Most ulcers are associated with an infection with a bacteria called H. pylori. Ulcers are not caused by eating spicy foods or stress. It is not known how the H. pylori bacteria is transmitted, but it may spread from person to person through fecal-oral or oral-oral routes. It may also be transmitted by contaminated water sources.
Another common cause of peptic ulcer disease is the regular use of pain medications called non-steroidal anti-inflammatory drugs (NSAIDs), which include aspirin, ibuprofen, naproxen, ketoprofen, meloxicam and celecoxib. People typically take NSAIDs to reduce pain and inflammation. Frequent or longterm use of NSAIDs, especially among older persons, can increase a person’s risk of developing an ulcer. Rarely, Ulcers can form as result of hypersecretion of acid.
The most common symptom of an ulcer is a burning pain in your stomach between your breastbone and your belly button.
- You will often feel this pain when your stomach is empty, between meals generally, but it can occur at any time.
- The pain will last anywhere from a few minutes to several hours and may sometimes wake you in the middle of the night.
- Stomach pain is often reduced by food, fluids or taking antacids.
While not as common as stomach pain, other symptoms include:
- Vomiting blood
- Blood in the stool
- Loss of appetite
- Tests for Peptic Ulcers
If you have symptoms of peptic ulcer disease, one of several tests can be done to determine if you are infected with H. pylori, such as a simple breath, blood or stool test.
An upper endoscopy is the most accurate test to determine if you have an ulcer. This procedure involves passing a small flexible tube through your mouth and into the stomach. The tube has a camera inside that can detect ulcers and allows biopsies to be taken to check for the presence of the infection. The procedure is usually performed under sedation so it is painless.
An alternative test is an X-ray test called an upper GI (gastrointestinal) series. The patient drinks contrast liquid called barium, a thick, white, milkshake-like liquid. Barium coats the inside lining of the esophagus, stomach and small intestine, and makes them visualization easier on X-rays.

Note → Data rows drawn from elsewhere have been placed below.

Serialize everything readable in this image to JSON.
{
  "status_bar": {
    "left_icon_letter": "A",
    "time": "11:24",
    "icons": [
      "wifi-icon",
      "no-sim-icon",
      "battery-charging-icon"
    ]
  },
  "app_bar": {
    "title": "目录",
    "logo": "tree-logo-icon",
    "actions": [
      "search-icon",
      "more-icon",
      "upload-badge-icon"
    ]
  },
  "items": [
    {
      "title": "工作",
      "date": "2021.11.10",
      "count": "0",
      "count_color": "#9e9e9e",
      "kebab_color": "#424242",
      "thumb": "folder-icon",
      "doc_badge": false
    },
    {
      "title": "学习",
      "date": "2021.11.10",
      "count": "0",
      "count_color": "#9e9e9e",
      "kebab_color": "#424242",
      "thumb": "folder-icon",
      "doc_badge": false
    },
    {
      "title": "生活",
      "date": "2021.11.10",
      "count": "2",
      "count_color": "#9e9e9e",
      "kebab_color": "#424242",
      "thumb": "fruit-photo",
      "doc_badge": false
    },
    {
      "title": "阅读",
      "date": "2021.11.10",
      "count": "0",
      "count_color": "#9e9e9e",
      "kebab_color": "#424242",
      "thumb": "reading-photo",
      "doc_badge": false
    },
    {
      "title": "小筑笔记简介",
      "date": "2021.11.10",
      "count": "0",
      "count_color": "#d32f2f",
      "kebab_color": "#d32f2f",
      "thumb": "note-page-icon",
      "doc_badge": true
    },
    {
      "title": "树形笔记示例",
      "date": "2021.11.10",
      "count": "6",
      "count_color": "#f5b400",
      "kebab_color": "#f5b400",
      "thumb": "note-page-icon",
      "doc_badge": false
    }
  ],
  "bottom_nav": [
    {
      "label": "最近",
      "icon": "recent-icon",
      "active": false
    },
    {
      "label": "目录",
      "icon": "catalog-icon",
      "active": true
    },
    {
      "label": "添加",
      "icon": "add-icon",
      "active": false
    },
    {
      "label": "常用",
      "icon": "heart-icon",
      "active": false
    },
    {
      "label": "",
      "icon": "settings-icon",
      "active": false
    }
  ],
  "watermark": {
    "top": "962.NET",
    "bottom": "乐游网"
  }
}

The radiologist will look for ulcers, scar tissue or areas where something is blocking the normal path of food through the digestive system.
Treatment for Ulcers
Treatment for H. pylori infection usually consists of taking two antibiotics (such as amoxicillin, tetracycline, metronidazole or clarithromycin), a medication that contains bismuth, and another medicine that reduces the acid in the stomach. Generally, the antibiotic therapy is given for one to two weeks.
During the treatment, alcoholic beverages and cigarettes should be avoided, as they inhibit ulcer healing. Once the medicine has eliminated the ulcer, there is a 90 percent chance that the disease is completely cured.
When is Surgery Necessary?
With proper treatment, surgery is usually not necessary. However, if an ulcer fails to heal, if there are bleeding complications, or if a perforation (hole) or obstruction in the stomach develops, surgery is usually indicated. Fortunately, surgical therapy is rarely needed because of the efficacy of medical treatment.